The South African Financial Exchange (SAFE) has joined a growing list of new exchanges angling to destabilise the Johannesburg Stock Exchange’s (JSE) monopoly on South Africa’s equity market.
Its founder, Francois Venter, is a chartered accountant and former Bond Exchange of South Africa executive, who was instrumental in setting up the Seychelles Financial Exchange (Trop-X) in 2013. He has also written rules for stock exchanges in several African countries and says the JSE’s days of being the only securities exchange in the country are numbered.
“If you look at the rest of the world, all the developing markets have more than one exchange,” says Venter. “Russia has got four, China has four, India has 21….”
The SAFE has been working in conjunction with various government agencies to accelerate the growth of small businesses, by allowing companies to make equity funding more accessible. As part of a public-private partnership with the new exchange, companies will be able to raise money that will enable them to create 150 000 jobs in the near term and about 500 000 in ten years’ time, according to Venter.
“If you look at what the Nasdaq did, they started with seven companies in the seventies and now they have over 13 000 companies in all their boards,” he says. “There are 2 000 to 3 000 small companies out there that want their stocks traded. And there’s a huge void in the market for someone to provide that service for them.”
Unlike some of the other exchanges which have a specific target market, such as 4AX and ZAR X, the SAFE intends to compete directly with the JSE, with plans to have ten boards, including a commodities-, venture capital-, and small-to-medium enterprises (SME) board. It will also cater to companies trading in the over-the-counter market, which is currently not regulated. On the main board, Venter says it will offer cheaper and faster processing.
The exchange will make it easier for companies to list, unlike at the JSE where, according to Venter, the listing requirements are 497 pages long. For venture capitalists, it will be possible to list without having a track record. A five-year forecast of your product or business model will do, while SMEs would only need to provide one year’s financial statements. The commodities board will also make it easier for small mining companies.
Says Venter: “So if you’re a junior miner and you want to start a mine. You don’t have any revenue so you can’t list on the local exchange. …six percent of African mines are listed in Africa; 90% are listed off-shore. That needs to change. What we’ve done is match buyers with sellers, and that’s all an exchange is.”
Having submitted their application in 2012, Venter says he hopes the exchange licence will be issued this year.

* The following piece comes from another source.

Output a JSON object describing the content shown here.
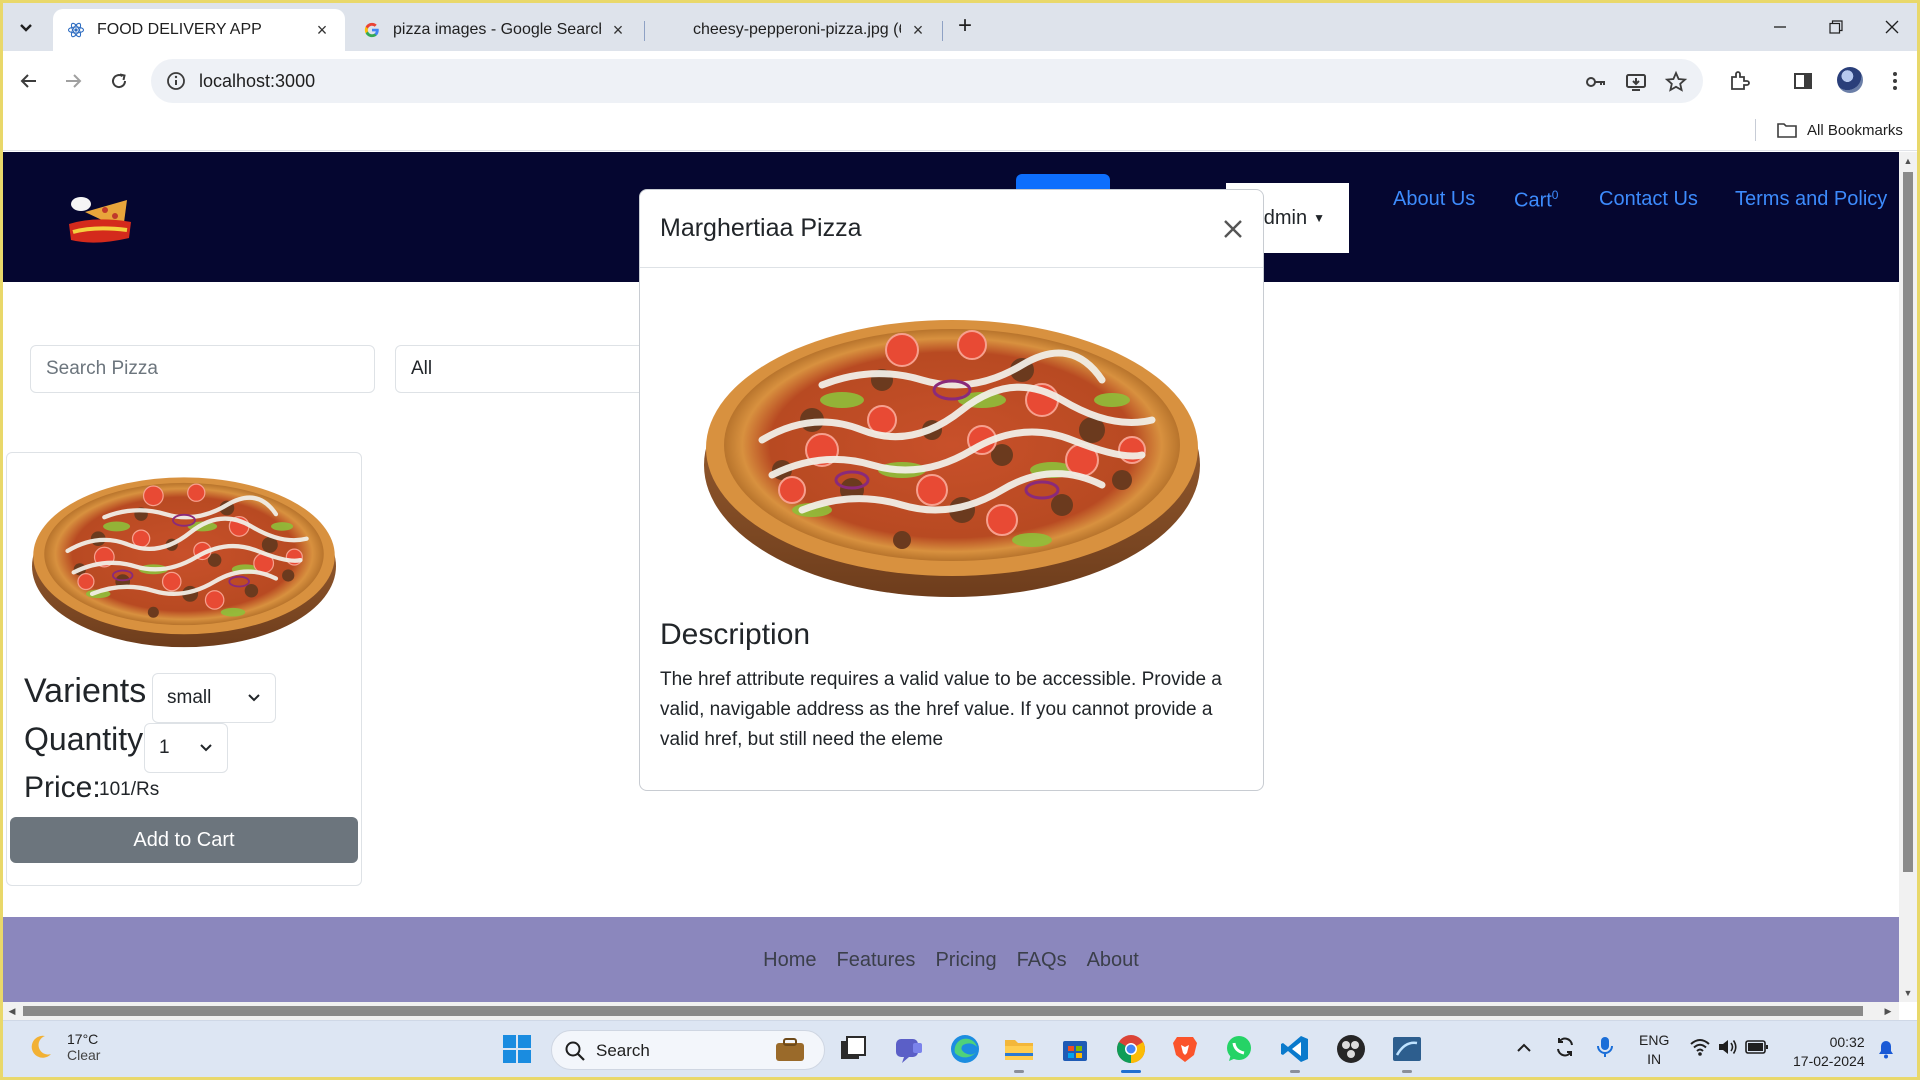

“It has been a process. It’s one of the biggest applications that the FSB has ever got. And now we’ve almost finalised the listing requirements and rules. We’re about two to three weeks away from complying with everything that they require. After that, we’ll start the public consultation phase.”